Thomas, Skala insist citizen-driven plans will no longer be ignored

COLUMBIA, Mo 10/22/13 (Beat Byte) -- Constitutional rights and citizen-driven planning were big winners at last night's Columbia City Council meeting, as Council members rejected a high-profile development and rewrote a city law many say violated the Fourth Amendment.

Council members struck down provisions of a so-called Occupancy Disclosure Ordinance requiring rental property owners and managers to turn over "all lease, rental payment, and tenant information" to any city inspector or police officer requesting it.  

The city ordinance, critics argued, invited both landlord and tenant lawsuits.  The 4th Amendment of the US Constitution guarantees that searches of "persons and papers" be conducted only with a court-ordered warrant.

The occupancy ordinance also violated a different city law requiring court-ordered warrants for searches, and Federal laws restricting disclosure of confidential credit reports tenants provide with their applications.

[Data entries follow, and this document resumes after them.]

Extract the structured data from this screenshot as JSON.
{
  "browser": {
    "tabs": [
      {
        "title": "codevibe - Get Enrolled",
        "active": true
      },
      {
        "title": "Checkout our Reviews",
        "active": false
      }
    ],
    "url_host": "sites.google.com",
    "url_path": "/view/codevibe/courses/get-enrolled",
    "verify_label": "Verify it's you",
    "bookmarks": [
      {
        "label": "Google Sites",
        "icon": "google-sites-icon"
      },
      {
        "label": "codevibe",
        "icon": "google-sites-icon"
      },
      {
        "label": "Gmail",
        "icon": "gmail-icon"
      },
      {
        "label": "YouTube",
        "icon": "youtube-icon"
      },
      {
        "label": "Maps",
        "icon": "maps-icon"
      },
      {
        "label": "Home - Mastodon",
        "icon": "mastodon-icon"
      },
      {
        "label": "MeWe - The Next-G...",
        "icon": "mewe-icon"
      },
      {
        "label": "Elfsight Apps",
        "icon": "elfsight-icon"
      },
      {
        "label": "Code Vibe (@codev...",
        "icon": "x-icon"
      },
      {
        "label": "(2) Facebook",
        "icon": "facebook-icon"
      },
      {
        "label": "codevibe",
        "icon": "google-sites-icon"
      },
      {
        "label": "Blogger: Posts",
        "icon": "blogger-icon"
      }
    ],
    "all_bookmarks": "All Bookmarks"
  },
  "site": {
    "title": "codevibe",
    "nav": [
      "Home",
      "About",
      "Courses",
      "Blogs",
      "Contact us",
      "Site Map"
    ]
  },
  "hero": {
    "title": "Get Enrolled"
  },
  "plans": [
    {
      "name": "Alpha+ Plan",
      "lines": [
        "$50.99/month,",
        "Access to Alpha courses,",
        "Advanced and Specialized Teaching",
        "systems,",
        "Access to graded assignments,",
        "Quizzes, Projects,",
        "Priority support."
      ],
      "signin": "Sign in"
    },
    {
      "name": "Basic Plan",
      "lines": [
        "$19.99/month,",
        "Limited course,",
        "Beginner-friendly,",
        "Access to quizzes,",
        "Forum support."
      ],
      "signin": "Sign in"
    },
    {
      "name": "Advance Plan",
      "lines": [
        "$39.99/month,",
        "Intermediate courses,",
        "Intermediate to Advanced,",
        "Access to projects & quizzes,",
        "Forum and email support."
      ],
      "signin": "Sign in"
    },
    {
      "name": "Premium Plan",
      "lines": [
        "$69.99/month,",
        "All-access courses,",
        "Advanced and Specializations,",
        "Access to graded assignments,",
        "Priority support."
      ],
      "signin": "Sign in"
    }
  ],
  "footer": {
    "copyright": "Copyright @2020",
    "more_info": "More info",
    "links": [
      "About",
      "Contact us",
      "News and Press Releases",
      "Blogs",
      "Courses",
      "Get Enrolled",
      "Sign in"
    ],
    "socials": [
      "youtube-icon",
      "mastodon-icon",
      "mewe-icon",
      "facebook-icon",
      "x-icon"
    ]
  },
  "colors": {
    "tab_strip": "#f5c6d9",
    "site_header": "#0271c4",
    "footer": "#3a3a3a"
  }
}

The loudest proponent of liberty, 5th Ward Councilman Laura Nauser, voted against the proposed rewrite because she felt it did not go far enough toward protecting landlord and tenant rights.  City manager Mike Matthes pushed back, insisting city inspectors needed the additional powers to expedite efficient enforcement of rental property codes.

"It would certainly expedite law enforcement's ability to do investigations if we did away with warrants, too," Nauser fired back.   "We should not support the argument that efficiency necessitates taking away freedoms."
Citizen-driven planning, meanwhile, may have received its biggest boost ever when Council members voted 6-1 to reject CVS Pharmacy's plan to rezone a corner of Providence and Broadway.

Council members Ian Thomas and Karl Skala made clear they would no longer relegate plans such as Visioning, Metro 20/20, and the downtown planning Charrette to a dust-gathering shelf.
"When I was campaigning this spring, I heard over and over again that we invest all this volunteer time and energy from the community into developing community plans, and that it very often seems these plans are completely ignored," said 4th Ward Councilman Ian Thomas, who held up the 2010 Charrette.
"Here is the Charrette report," Thomas continued. "Pages 26 and 27 talk about a vision for that exact corner, which is in stark contrast to many key elements of the CVS proposal."

The CVS proposal included what many said was a cookie-cutter building more suited to a bland suburb than to a Midwestern downtown struggling to preserve its heritage.  Even CVS' own representatives -- Columbia attorney Robert Hollis and two engineers -- seemed bored, stumbling through lackluster, hard-to-follow presentations.
The nearly 90-minute hearing included six community members, all of whom opposed the plan.  Downtown Leadership Council Chair Brent Gardner panned it for ignoring an important fact:  the Providence and Broadway intersection is a "vital" gateway into the city.  

"It is a critical corner," agreed Mr. Skala, who represents the Third Ward.
Only 5th Ward Councilwoman Laura Nauser voted to approve the plan, in keeping with her general support of strong property rights.